Bangladesh GDP growth is on an increasing trend growing presently in the 7% plus range and could reach 8% in the coming years. The government’s Perspective Plan 2041 seeks to achieve upper middle-income status in 2031 and higher income status by 2041. Indicative projections show that to achieve these targets GDP will need to grow at around 8-9% from 2020- 2041. The demand for electricity will increase commensurately. Presently some 98.6% of electricity is produced by using fossil fuel. The share of renewable energy is a mere 1.4%. This suggests that the CO2 emission from power will continue to increase at a rapid rate unless corrective actions are taken soon.
The chart 1 shows export corn price index and market year corn production percent change from January 2003 to September 2012. In stage I, the export price index for corn rose 17 percent from August 2003 to September 2005 as the climate conditions worsened. This rise coincided with a 6 percent decrease in corn supplies and continued until October 2007. The maximum corn export price was 150 unit which increased gradually from 2003. The export price reached the lowest point, 100 unit in October 2004 and again increased in stage I. So, it is clear that with the increase in corn production, prices also increase due to high demand of corn.
In stage II, the production of corn sharply increased to 29 percent in October 2007 and there was no change in production until July 2008. In this stage, the price of corn peaked at 310 unit and decreased in 2009 at 150 unit. By the time from September 2008 to September 2009, the production of corn was negative in percentage and there was a up and down in the export price of corn.
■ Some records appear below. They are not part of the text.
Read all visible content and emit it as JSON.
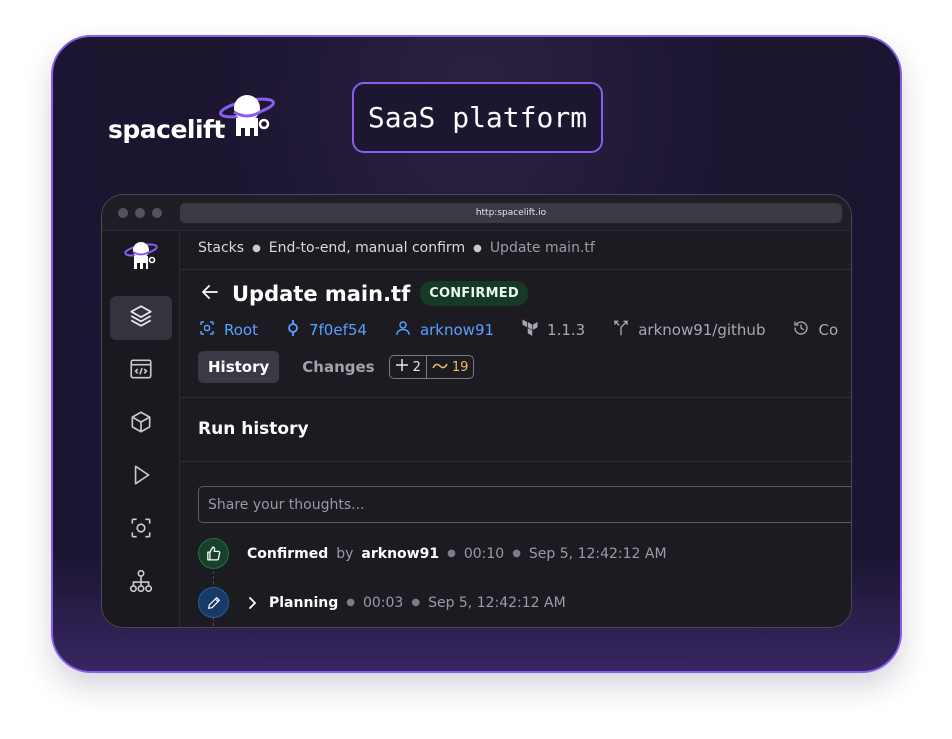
{
  "brand": {
    "name": "spacelift"
  },
  "badge": {
    "label": "SaaS platform"
  },
  "browser": {
    "url": "http:spacelift.io"
  },
  "breadcrumb": {
    "items": [
      "Stacks",
      "End-to-end, manual confirm",
      "Update main.tf"
    ]
  },
  "run": {
    "title": "Update main.tf",
    "status": "CONFIRMED",
    "status_color": "#173a27"
  },
  "meta": {
    "path": "Root",
    "commit": "7f0ef54",
    "author": "arknow91",
    "terraform_version": "1.1.3",
    "vcs_integration": "arknow91/github",
    "truncated": "Co"
  },
  "tabs": {
    "history": "History",
    "changes": "Changes",
    "added": "2",
    "modified": "19"
  },
  "section": {
    "title": "Run history"
  },
  "comment": {
    "placeholder": "Share your thoughts..."
  },
  "events": [
    {
      "status": "Confirmed",
      "by_label": "by",
      "user": "arknow91",
      "duration": "00:10",
      "timestamp": "Sep 5, 12:42:12 AM"
    },
    {
      "status": "Planning",
      "duration": "00:03",
      "timestamp": "Sep 5, 12:42:12 AM"
    }
  ],
  "colors": {
    "accent": "#8a5cf0",
    "link": "#5aa0ff",
    "modified": "#f0c060",
    "background": "#1c1b22"
  }
}
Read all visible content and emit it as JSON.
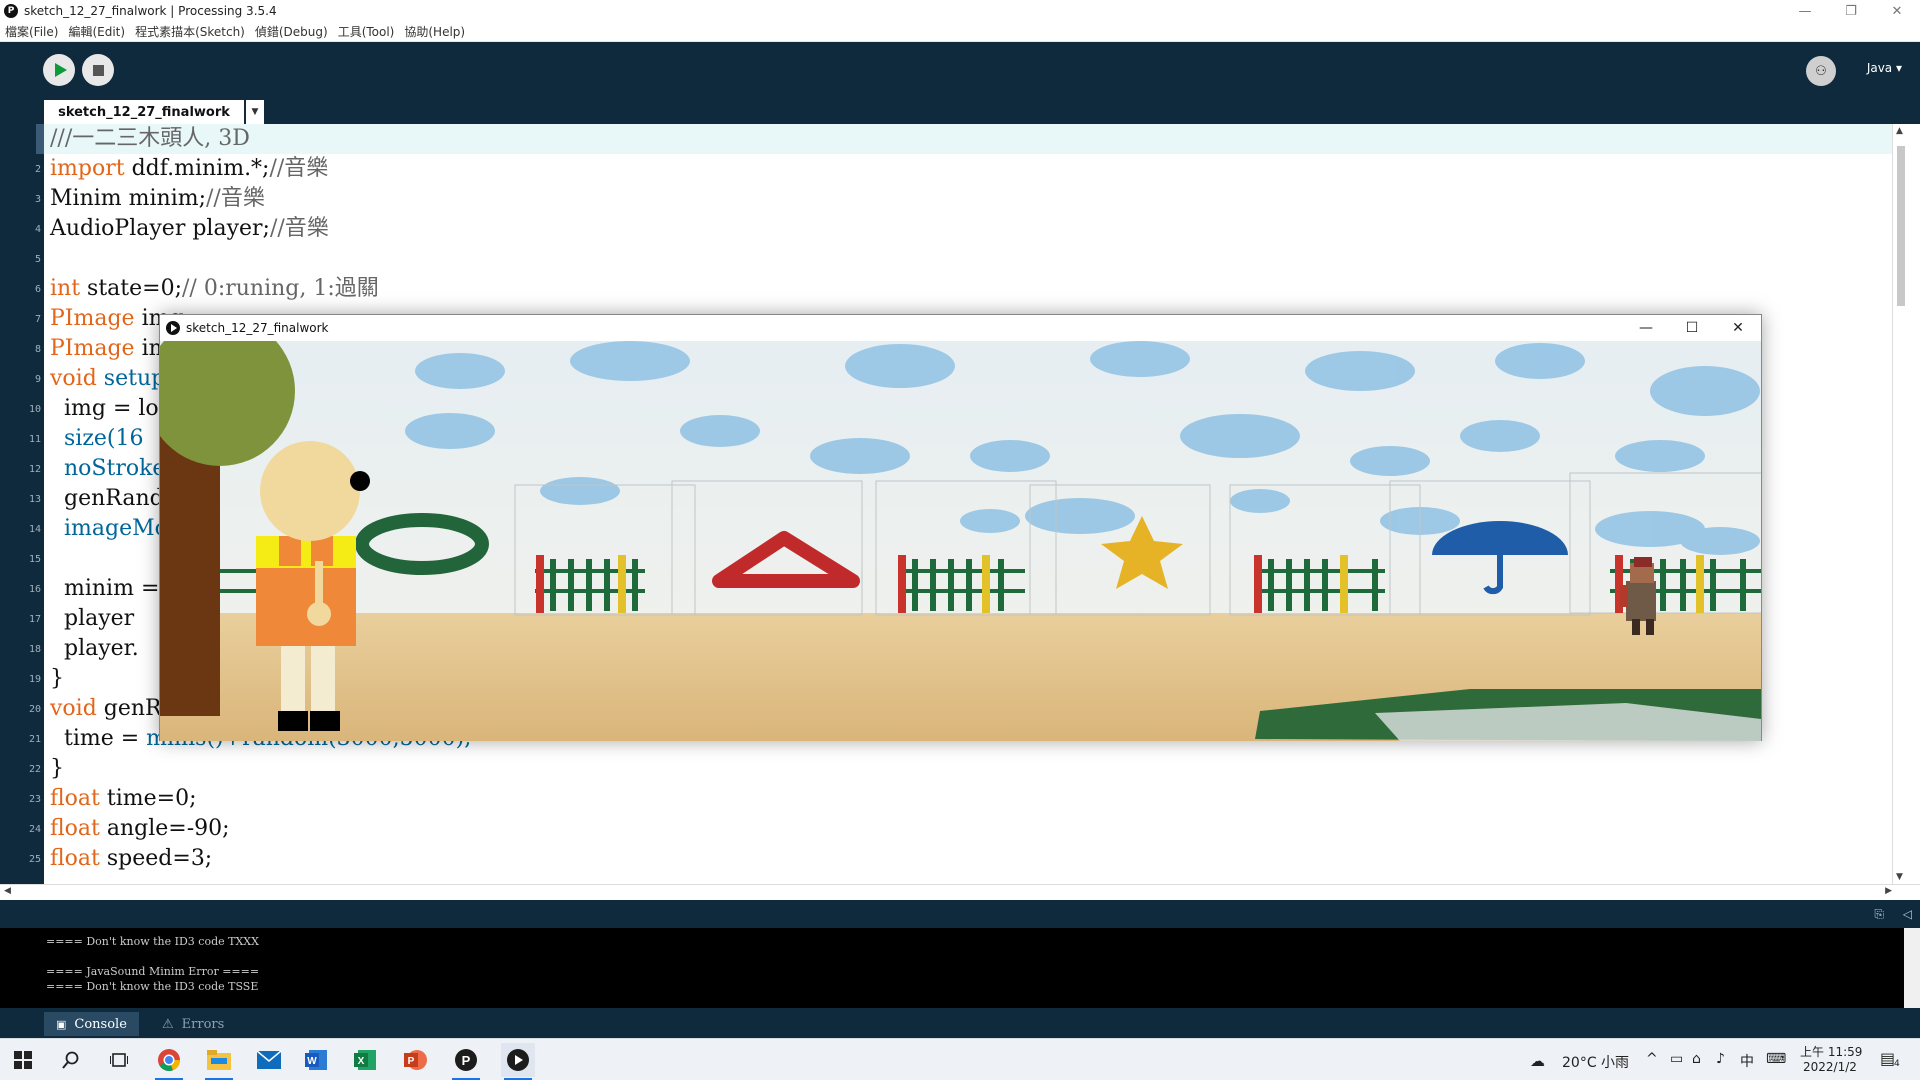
{
  "window": {
    "title": "sketch_12_27_finalwork | Processing 3.5.4",
    "minimize": "—",
    "maximize": "❐",
    "close": "✕"
  },
  "menu": [
    "檔案(File)",
    "編輯(Edit)",
    "程式素描本(Sketch)",
    "偵錯(Debug)",
    "工具(Tool)",
    "協助(Help)"
  ],
  "toolbar": {
    "mode_label": "Java ▾"
  },
  "tab": {
    "name": "sketch_12_27_finalwork",
    "arrow": "▼"
  },
  "code": {
    "line_numbers": [
      "1",
      "2",
      "3",
      "4",
      "5",
      "6",
      "7",
      "8",
      "9",
      "10",
      "11",
      "12",
      "13",
      "14",
      "15",
      "16",
      "17",
      "18",
      "19",
      "20",
      "21",
      "22",
      "23",
      "24",
      "25"
    ],
    "lines": [
      {
        "k": "",
        "t": "///一二三木頭人, 3D",
        "cls": "cm"
      },
      {
        "k": "import",
        "t": " ddf.minim.*;",
        "c": "//音樂"
      },
      {
        "k": "",
        "t": "Minim minim;",
        "c": "//音樂"
      },
      {
        "k": "",
        "t": "AudioPlayer player;",
        "c": "//音樂"
      },
      {
        "k": "",
        "t": ""
      },
      {
        "k": "int",
        "t": " state=0;",
        "c": "// 0:runing, 1:過關"
      },
      {
        "k": "PImage",
        "t": " img"
      },
      {
        "k": "PImage",
        "t": " img"
      },
      {
        "k": "void",
        "t": "",
        "f": " setup"
      },
      {
        "k": "",
        "t": "  img = lo"
      },
      {
        "k": "",
        "t": "",
        "f": "  size(16"
      },
      {
        "k": "",
        "t": "",
        "f": "  noStroke"
      },
      {
        "k": "",
        "t": "  genRando"
      },
      {
        "k": "",
        "t": "",
        "f": "  imageMod"
      },
      {
        "k": "",
        "t": ""
      },
      {
        "k": "",
        "t": "  minim = "
      },
      {
        "k": "",
        "t": "  player "
      },
      {
        "k": "",
        "t": "  player."
      },
      {
        "k": "",
        "t": "}"
      },
      {
        "k": "void",
        "t": " genRa"
      },
      {
        "k": "",
        "t": "  time = ",
        "f": "millis()+random(3000,5000);"
      },
      {
        "k": "",
        "t": "}"
      },
      {
        "k": "float",
        "t": " time=0;"
      },
      {
        "k": "float",
        "t": " angle=-90;"
      },
      {
        "k": "float",
        "t": " speed=3;"
      }
    ]
  },
  "console": {
    "lines": [
      "==== Don't know the ID3 code TXXX",
      "",
      "==== JavaSound Minim Error ====",
      "==== Don't know the ID3 code TSSE"
    ],
    "tab_console": "Console",
    "tab_errors": "Errors"
  },
  "sketch_window": {
    "title": "sketch_12_27_finalwork",
    "minimize": "—",
    "maximize": "☐",
    "close": "✕"
  },
  "taskbar": {
    "weather": "20°C  小雨",
    "ime": "中",
    "time": "上午 11:59",
    "date": "2022/1/2",
    "notification_count": "4"
  },
  "colors": {
    "toolbar_bg": "#0f2a3d",
    "keyword": "#e2661a",
    "function": "#006699",
    "comment": "#666666",
    "play_green": "#0c9a3a"
  }
}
The export corn price increased in stage III up to 360 unit due to low production of corn in this time. Due to consumer surplus the market price of corn increased in the highest amount in 2012.